MIDDLEBURY — The independent documentary film that earlier this year created quite a buzz — literally — at film festivals from Rhode Island to Seattle to Maui will make an appearance in Middlebury this week.
“Queen of the Sun: What are the bees telling us?” briefly features Bridport bee expert Kirk Webster and his mite-free colonies in an effort to share an alternative look at what people are calling a “global bee crisis” currently in effect.
Webster, along with the Portland, Ore., duo who made the documentary, will be taking questions following the screening at the Marquis Theater on Wednesday, Oct. 6, at 7:30 p.m.
Director Taggart Siegel — who also made PBS documentary “The Real Dirt on Farmer John” — and producer Jon Betz set out to make a movie to follow up on scientist and philosopher Rudolph Steiner’s 1923 prediction that in 80 to 100 years honeybees would be wiped out.
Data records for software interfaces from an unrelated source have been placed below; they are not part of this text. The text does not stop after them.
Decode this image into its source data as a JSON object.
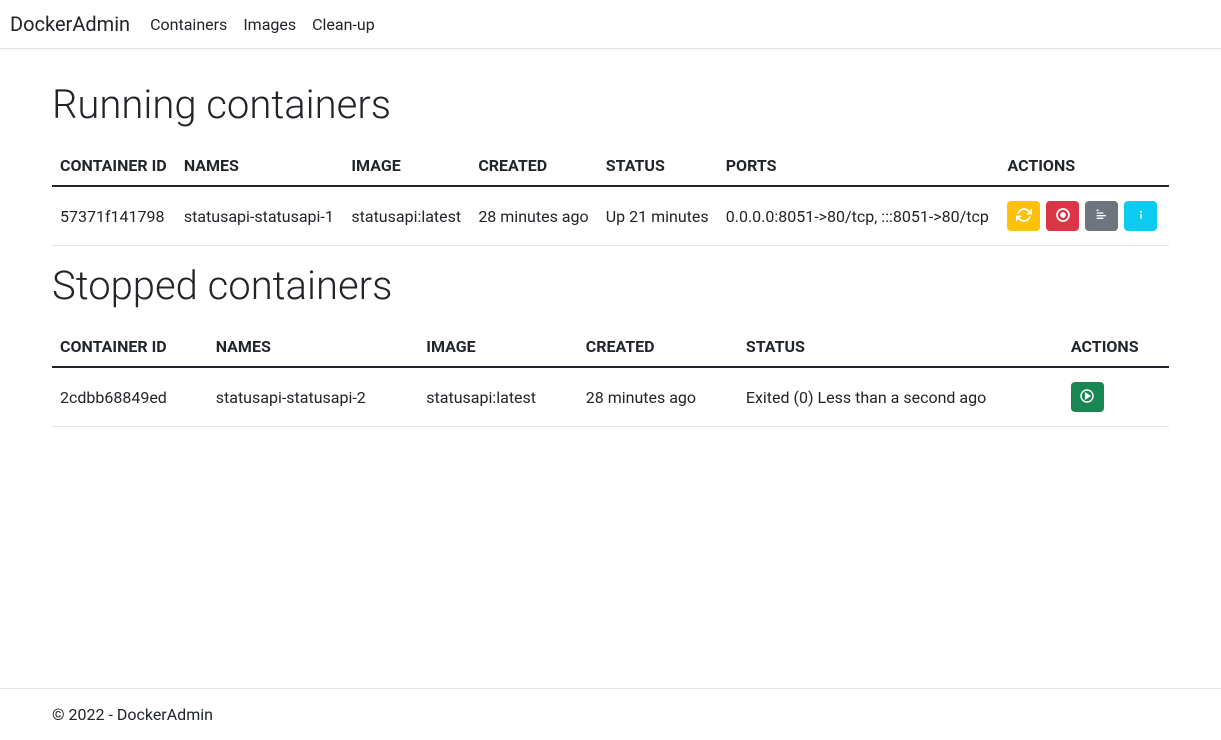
{
  "brand": "DockerAdmin",
  "nav": {
    "containers": "Containers",
    "images": "Images",
    "cleanup": "Clean-up"
  },
  "running": {
    "title": "Running containers",
    "headers": {
      "id": "CONTAINER ID",
      "names": "NAMES",
      "image": "IMAGE",
      "created": "CREATED",
      "status": "STATUS",
      "ports": "PORTS",
      "actions": "ACTIONS"
    },
    "rows": [
      {
        "id": "57371f141798",
        "names": "statusapi-statusapi-1",
        "image": "statusapi:latest",
        "created": "28 minutes ago",
        "status": "Up 21 minutes",
        "ports": "0.0.0.0:8051->80/tcp, :::8051->80/tcp"
      }
    ]
  },
  "stopped": {
    "title": "Stopped containers",
    "headers": {
      "id": "CONTAINER ID",
      "names": "NAMES",
      "image": "IMAGE",
      "created": "CREATED",
      "status": "STATUS",
      "actions": "ACTIONS"
    },
    "rows": [
      {
        "id": "2cdbb68849ed",
        "names": "statusapi-statusapi-2",
        "image": "statusapi:latest",
        "created": "28 minutes ago",
        "status": "Exited (0) Less than a second ago"
      }
    ]
  },
  "footer": "© 2022 - DockerAdmin"
}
Steiner warned that artificially breeding the bees would lead to their complete disappearance.
Some, like local beekeeper and breeder Kirk Webster, listened.
Webster has published several articles in beekeeping magazines about his work with natural queen breeding.
“My work is unique or almost unique in that I’ve succeeded without (chemical) treatments since 2002,” Webster said of his method that steers clear of miticides. “And that’s through a combination of breeding and routine management together.”
But methods like Webster’s, and those used by other biodynamic beekeepers featured in the film, are still on the subversive side.
“The film offers an alternative point of view,” Webster said. “I’m rather controversial in the beekeeping world right now — I’ve sort of caused a lot of commotion because the larger industries aren’t ready to accept that what I’ve been doing actually works.”
But Webster hasn’t gone looking for attention. Siegel and Betz called him up out of the blue in the summer of 2009 and asked if they could capture some footage of him and his bees in action.
“I’ve had more visibility in the bee world than I would like,” Webster said. “They did a little bit of filming, but I’m not really in much of it.”
Along with Webster, the pair interviewed national best-selling author Michael Pollan, world-famous biodynamic beekeeper Gunther Hauk, Indian activist Vandana Shiva, among several other scientists, philosophers and beekeepers from all over the world.
Though flattered to appear in a film with such luminaries, Webster hasn’t let his 15 seconds of fame go to his head.
“I’m just a beekeeper, like any other farmer in the Champlain Valley,” he said. “I’m just trying to make a living, and this is just what made the most sense for me and my business.”
The documentary weaves the interviews together with what Webster called “stunning shots” of beekeepers and their airborne associates to demonstrate just how crucial bees are to both the world’s society and ecosystem.
When Siegel and Betz decided to screen the film at the Marquis Theater, right in Webster’s backyard, they called him up once again and asked if he would be a part of the panel for the Q&A to follow the screening and offer an Addison-County perspective on the honeybee crisis. Theater owner Bill Shafer seconded the motion.
Shafer agreed in July to show “Queen of the Sun” at his theater after viewing it for himself and finding it fascinating.
“I’m no expert,” Shafer said, “Just interested. I thought it would be appropriate given the heritage and activity in the Champlain Valley — you know, it’s the land of milk and honey.”
Tamara Hilmes is at firstname.lastname@example.org.